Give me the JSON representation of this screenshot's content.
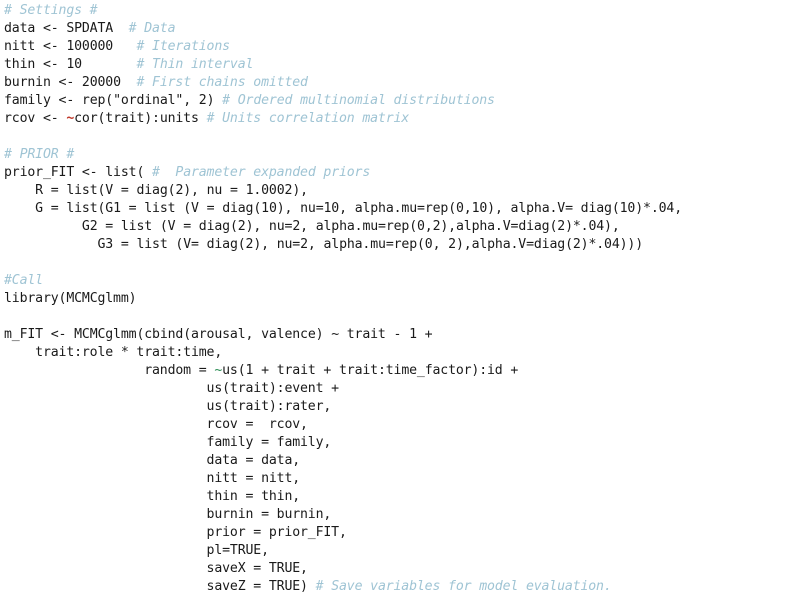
{
  "document": {
    "kind": "source-code-listing",
    "language": "R",
    "title": "MCMCglmm model specification",
    "font_family": "monospace",
    "background_color": "#ffffff"
  },
  "theme": {
    "plain": "#1a1a1a",
    "comment": "#9fc4d4",
    "function": "#19733c",
    "argument": "#c3776a",
    "number": "#5fa88b",
    "string": "#8a8a8a",
    "constant": "#3f8a5e",
    "tilde_red": "#c0392b",
    "tilde_green": "#2f8f57"
  },
  "lines": [
    {
      "n": 1,
      "text": "# Settings #",
      "tokens": [
        {
          "t": "# Settings #",
          "c": "comment"
        }
      ]
    },
    {
      "n": 2,
      "text": "data <- SPDATA  # Data",
      "tokens": [
        {
          "t": "data <- SPDATA  ",
          "c": "plain"
        },
        {
          "t": "# Data",
          "c": "comment"
        }
      ]
    },
    {
      "n": 3,
      "text": "nitt <- 100000   # Iterations",
      "tokens": [
        {
          "t": "nitt <- ",
          "c": "plain"
        },
        {
          "t": "100000",
          "c": "number"
        },
        {
          "t": "   ",
          "c": "plain"
        },
        {
          "t": "# Iterations",
          "c": "comment"
        }
      ]
    },
    {
      "n": 4,
      "text": "thin <- 10       # Thin interval",
      "tokens": [
        {
          "t": "thin <- ",
          "c": "plain"
        },
        {
          "t": "10",
          "c": "number"
        },
        {
          "t": "       ",
          "c": "plain"
        },
        {
          "t": "# Thin interval",
          "c": "comment"
        }
      ]
    },
    {
      "n": 5,
      "text": "burnin <- 20000  # First chains omitted",
      "tokens": [
        {
          "t": "burnin <- ",
          "c": "plain"
        },
        {
          "t": "20000",
          "c": "number"
        },
        {
          "t": "  ",
          "c": "plain"
        },
        {
          "t": "# First chains omitted",
          "c": "comment"
        }
      ]
    },
    {
      "n": 6,
      "text": "family <- rep(\"ordinal\", 2) # Ordered multinomial distributions",
      "tokens": [
        {
          "t": "family <- ",
          "c": "plain"
        },
        {
          "t": "rep",
          "c": "function"
        },
        {
          "t": "(",
          "c": "plain"
        },
        {
          "t": "\"ordinal\"",
          "c": "string"
        },
        {
          "t": ", ",
          "c": "plain"
        },
        {
          "t": "2",
          "c": "number"
        },
        {
          "t": ") ",
          "c": "plain"
        },
        {
          "t": "# Ordered multinomial distributions",
          "c": "comment"
        }
      ]
    },
    {
      "n": 7,
      "text": "rcov <- ~cor(trait):units # Units correlation matrix",
      "tokens": [
        {
          "t": "rcov <- ",
          "c": "plain"
        },
        {
          "t": "~",
          "c": "tilde_red"
        },
        {
          "t": "cor",
          "c": "function"
        },
        {
          "t": "(trait):units ",
          "c": "plain"
        },
        {
          "t": "# Units correlation matrix",
          "c": "comment"
        }
      ]
    },
    {
      "n": 8,
      "text": "",
      "tokens": []
    },
    {
      "n": 9,
      "text": "# PRIOR #",
      "tokens": [
        {
          "t": "# PRIOR #",
          "c": "comment"
        }
      ]
    },
    {
      "n": 10,
      "text": "prior_FIT <- list( #  Parameter expanded priors",
      "tokens": [
        {
          "t": "prior_FIT <- ",
          "c": "plain"
        },
        {
          "t": "list",
          "c": "function"
        },
        {
          "t": "( ",
          "c": "plain"
        },
        {
          "t": "#  Parameter expanded priors",
          "c": "comment"
        }
      ]
    },
    {
      "n": 11,
      "text": "    R = list(V = diag(2), nu = 1.0002),",
      "tokens": [
        {
          "t": "    ",
          "c": "plain"
        },
        {
          "t": "R",
          "c": "argument"
        },
        {
          "t": " = ",
          "c": "plain"
        },
        {
          "t": "list",
          "c": "function"
        },
        {
          "t": "(V = ",
          "c": "plain"
        },
        {
          "t": "diag",
          "c": "function"
        },
        {
          "t": "(",
          "c": "plain"
        },
        {
          "t": "2",
          "c": "number"
        },
        {
          "t": "), nu = ",
          "c": "plain"
        },
        {
          "t": "1.0002",
          "c": "number"
        },
        {
          "t": "),",
          "c": "plain"
        }
      ]
    },
    {
      "n": 12,
      "text": "    G = list(G1 = list (V = diag(10), nu=10, alpha.mu=rep(0,10), alpha.V= diag(10)*.04),",
      "tokens": [
        {
          "t": "    ",
          "c": "plain"
        },
        {
          "t": "G",
          "c": "argument"
        },
        {
          "t": " = ",
          "c": "plain"
        },
        {
          "t": "list",
          "c": "function"
        },
        {
          "t": "(G1 = ",
          "c": "plain"
        },
        {
          "t": "list",
          "c": "function"
        },
        {
          "t": " (V = ",
          "c": "plain"
        },
        {
          "t": "diag",
          "c": "function"
        },
        {
          "t": "(",
          "c": "plain"
        },
        {
          "t": "10",
          "c": "number"
        },
        {
          "t": "), nu=",
          "c": "plain"
        },
        {
          "t": "10",
          "c": "number"
        },
        {
          "t": ", ",
          "c": "plain"
        },
        {
          "t": "alpha.mu",
          "c": "argument"
        },
        {
          "t": "=",
          "c": "plain"
        },
        {
          "t": "rep",
          "c": "function"
        },
        {
          "t": "(",
          "c": "plain"
        },
        {
          "t": "0",
          "c": "number"
        },
        {
          "t": ",",
          "c": "plain"
        },
        {
          "t": "10",
          "c": "number"
        },
        {
          "t": "), ",
          "c": "plain"
        },
        {
          "t": "alpha.V",
          "c": "argument"
        },
        {
          "t": "= ",
          "c": "plain"
        },
        {
          "t": "diag",
          "c": "function"
        },
        {
          "t": "(",
          "c": "plain"
        },
        {
          "t": "10",
          "c": "number"
        },
        {
          "t": ")*",
          "c": "plain"
        },
        {
          "t": ".04",
          "c": "number"
        },
        {
          "t": ",",
          "c": "plain"
        }
      ]
    },
    {
      "n": 13,
      "text": "          G2 = list (V = diag(2), nu=2, alpha.mu=rep(0,2),alpha.V=diag(2)*.04),",
      "tokens": [
        {
          "t": "          ",
          "c": "plain"
        },
        {
          "t": "G2",
          "c": "argument"
        },
        {
          "t": " = ",
          "c": "plain"
        },
        {
          "t": "list",
          "c": "function"
        },
        {
          "t": " (V = ",
          "c": "plain"
        },
        {
          "t": "diag",
          "c": "function"
        },
        {
          "t": "(",
          "c": "plain"
        },
        {
          "t": "2",
          "c": "number"
        },
        {
          "t": "), nu=",
          "c": "plain"
        },
        {
          "t": "2",
          "c": "number"
        },
        {
          "t": ", ",
          "c": "plain"
        },
        {
          "t": "alpha.mu",
          "c": "argument"
        },
        {
          "t": "=",
          "c": "plain"
        },
        {
          "t": "rep",
          "c": "function"
        },
        {
          "t": "(",
          "c": "plain"
        },
        {
          "t": "0",
          "c": "number"
        },
        {
          "t": ",",
          "c": "plain"
        },
        {
          "t": "2",
          "c": "number"
        },
        {
          "t": "),",
          "c": "plain"
        },
        {
          "t": "alpha.V",
          "c": "argument"
        },
        {
          "t": "=",
          "c": "plain"
        },
        {
          "t": "diag",
          "c": "function"
        },
        {
          "t": "(",
          "c": "plain"
        },
        {
          "t": "2",
          "c": "number"
        },
        {
          "t": ")*",
          "c": "plain"
        },
        {
          "t": ".04",
          "c": "number"
        },
        {
          "t": "),",
          "c": "plain"
        }
      ]
    },
    {
      "n": 14,
      "text": "            G3 = list (V= diag(2), nu=2, alpha.mu=rep(0, 2),alpha.V=diag(2)*.04)))",
      "tokens": [
        {
          "t": "            ",
          "c": "plain"
        },
        {
          "t": "G3",
          "c": "argument"
        },
        {
          "t": " = ",
          "c": "plain"
        },
        {
          "t": "list",
          "c": "function"
        },
        {
          "t": " (V= ",
          "c": "plain"
        },
        {
          "t": "diag",
          "c": "function"
        },
        {
          "t": "(",
          "c": "plain"
        },
        {
          "t": "2",
          "c": "number"
        },
        {
          "t": "), nu=",
          "c": "plain"
        },
        {
          "t": "2",
          "c": "number"
        },
        {
          "t": ", ",
          "c": "plain"
        },
        {
          "t": "alpha.mu",
          "c": "argument"
        },
        {
          "t": "=",
          "c": "plain"
        },
        {
          "t": "rep",
          "c": "function"
        },
        {
          "t": "(",
          "c": "plain"
        },
        {
          "t": "0",
          "c": "number"
        },
        {
          "t": ", ",
          "c": "plain"
        },
        {
          "t": "2",
          "c": "number"
        },
        {
          "t": "),",
          "c": "plain"
        },
        {
          "t": "alpha.V",
          "c": "argument"
        },
        {
          "t": "=",
          "c": "plain"
        },
        {
          "t": "diag",
          "c": "function"
        },
        {
          "t": "(",
          "c": "plain"
        },
        {
          "t": "2",
          "c": "number"
        },
        {
          "t": ")*",
          "c": "plain"
        },
        {
          "t": ".04",
          "c": "number"
        },
        {
          "t": ")))",
          "c": "plain"
        }
      ]
    },
    {
      "n": 15,
      "text": "",
      "tokens": []
    },
    {
      "n": 16,
      "text": "#Call",
      "tokens": [
        {
          "t": "#Call",
          "c": "comment"
        }
      ]
    },
    {
      "n": 17,
      "text": "library(MCMCglmm)",
      "tokens": [
        {
          "t": "library",
          "c": "function"
        },
        {
          "t": "(MCMCglmm)",
          "c": "plain"
        }
      ]
    },
    {
      "n": 18,
      "text": "",
      "tokens": []
    },
    {
      "n": 19,
      "text": "m_FIT <- MCMCglmm(cbind(arousal, valence) ~ trait - 1 +",
      "tokens": [
        {
          "t": "m_FIT <- ",
          "c": "plain"
        },
        {
          "t": "MCMCglmm",
          "c": "function"
        },
        {
          "t": "(",
          "c": "plain"
        },
        {
          "t": "cbind",
          "c": "function"
        },
        {
          "t": "(arousal, valence) ~ trait - ",
          "c": "plain"
        },
        {
          "t": "1",
          "c": "number"
        },
        {
          "t": " +",
          "c": "plain"
        }
      ]
    },
    {
      "n": 20,
      "text": "    trait:role * trait:time,",
      "tokens": [
        {
          "t": "    trait:role * trait:time,",
          "c": "plain"
        }
      ]
    },
    {
      "n": 21,
      "text": "                  random = ~us(1 + trait + trait:time_factor):id +",
      "tokens": [
        {
          "t": "                  ",
          "c": "plain"
        },
        {
          "t": "random",
          "c": "argument"
        },
        {
          "t": " = ",
          "c": "plain"
        },
        {
          "t": "~",
          "c": "tilde_green"
        },
        {
          "t": "us",
          "c": "function"
        },
        {
          "t": "(",
          "c": "plain"
        },
        {
          "t": "1",
          "c": "number"
        },
        {
          "t": " + trait + trait:time_factor):id +",
          "c": "plain"
        }
      ]
    },
    {
      "n": 22,
      "text": "                          us(trait):event +",
      "tokens": [
        {
          "t": "                          ",
          "c": "plain"
        },
        {
          "t": "us",
          "c": "function"
        },
        {
          "t": "(trait):event +",
          "c": "plain"
        }
      ]
    },
    {
      "n": 23,
      "text": "                          us(trait):rater,",
      "tokens": [
        {
          "t": "                          ",
          "c": "plain"
        },
        {
          "t": "us",
          "c": "function"
        },
        {
          "t": "(trait):rater,",
          "c": "plain"
        }
      ]
    },
    {
      "n": 24,
      "text": "                          rcov =  rcov,",
      "tokens": [
        {
          "t": "                          ",
          "c": "plain"
        },
        {
          "t": "rcov",
          "c": "argument"
        },
        {
          "t": " =  rcov,",
          "c": "plain"
        }
      ]
    },
    {
      "n": 25,
      "text": "                          family = family,",
      "tokens": [
        {
          "t": "                          ",
          "c": "plain"
        },
        {
          "t": "family",
          "c": "argument"
        },
        {
          "t": " = family,",
          "c": "plain"
        }
      ]
    },
    {
      "n": 26,
      "text": "                          data = data,",
      "tokens": [
        {
          "t": "                          ",
          "c": "plain"
        },
        {
          "t": "data",
          "c": "argument"
        },
        {
          "t": " = data,",
          "c": "plain"
        }
      ]
    },
    {
      "n": 27,
      "text": "                          nitt = nitt,",
      "tokens": [
        {
          "t": "                          ",
          "c": "plain"
        },
        {
          "t": "nitt",
          "c": "argument"
        },
        {
          "t": " = nitt,",
          "c": "plain"
        }
      ]
    },
    {
      "n": 28,
      "text": "                          thin = thin,",
      "tokens": [
        {
          "t": "                          ",
          "c": "plain"
        },
        {
          "t": "thin",
          "c": "argument"
        },
        {
          "t": " = thin,",
          "c": "plain"
        }
      ]
    },
    {
      "n": 29,
      "text": "                          burnin = burnin,",
      "tokens": [
        {
          "t": "                          ",
          "c": "plain"
        },
        {
          "t": "burnin",
          "c": "argument"
        },
        {
          "t": " = burnin,",
          "c": "plain"
        }
      ]
    },
    {
      "n": 30,
      "text": "                          prior = prior_FIT,",
      "tokens": [
        {
          "t": "                          ",
          "c": "plain"
        },
        {
          "t": "prior",
          "c": "argument"
        },
        {
          "t": " = prior_FIT,",
          "c": "plain"
        }
      ]
    },
    {
      "n": 31,
      "text": "                          pl=TRUE,",
      "tokens": [
        {
          "t": "                          ",
          "c": "plain"
        },
        {
          "t": "pl",
          "c": "argument"
        },
        {
          "t": "=",
          "c": "plain"
        },
        {
          "t": "TRUE",
          "c": "constant"
        },
        {
          "t": ",",
          "c": "plain"
        }
      ]
    },
    {
      "n": 32,
      "text": "                          saveX = TRUE,",
      "tokens": [
        {
          "t": "                          ",
          "c": "plain"
        },
        {
          "t": "saveX",
          "c": "argument"
        },
        {
          "t": " = ",
          "c": "plain"
        },
        {
          "t": "TRUE",
          "c": "constant"
        },
        {
          "t": ",",
          "c": "plain"
        }
      ]
    },
    {
      "n": 33,
      "text": "                          saveZ = TRUE) # Save variables for model evaluation.",
      "tokens": [
        {
          "t": "                          ",
          "c": "plain"
        },
        {
          "t": "saveZ",
          "c": "argument"
        },
        {
          "t": " = ",
          "c": "plain"
        },
        {
          "t": "TRUE",
          "c": "constant"
        },
        {
          "t": ") ",
          "c": "plain"
        },
        {
          "t": "# Save variables for model evaluation.",
          "c": "comment"
        }
      ]
    }
  ]
}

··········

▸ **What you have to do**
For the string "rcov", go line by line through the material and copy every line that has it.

▸ **Result for this task**
      "text": "rcov <- ~cor(trait):units # Units correlation matrix",
          "t": "rcov <- ",
      "text": "                          rcov =  rcov,",
          "t": "rcov",
          "t": " =  rcov,",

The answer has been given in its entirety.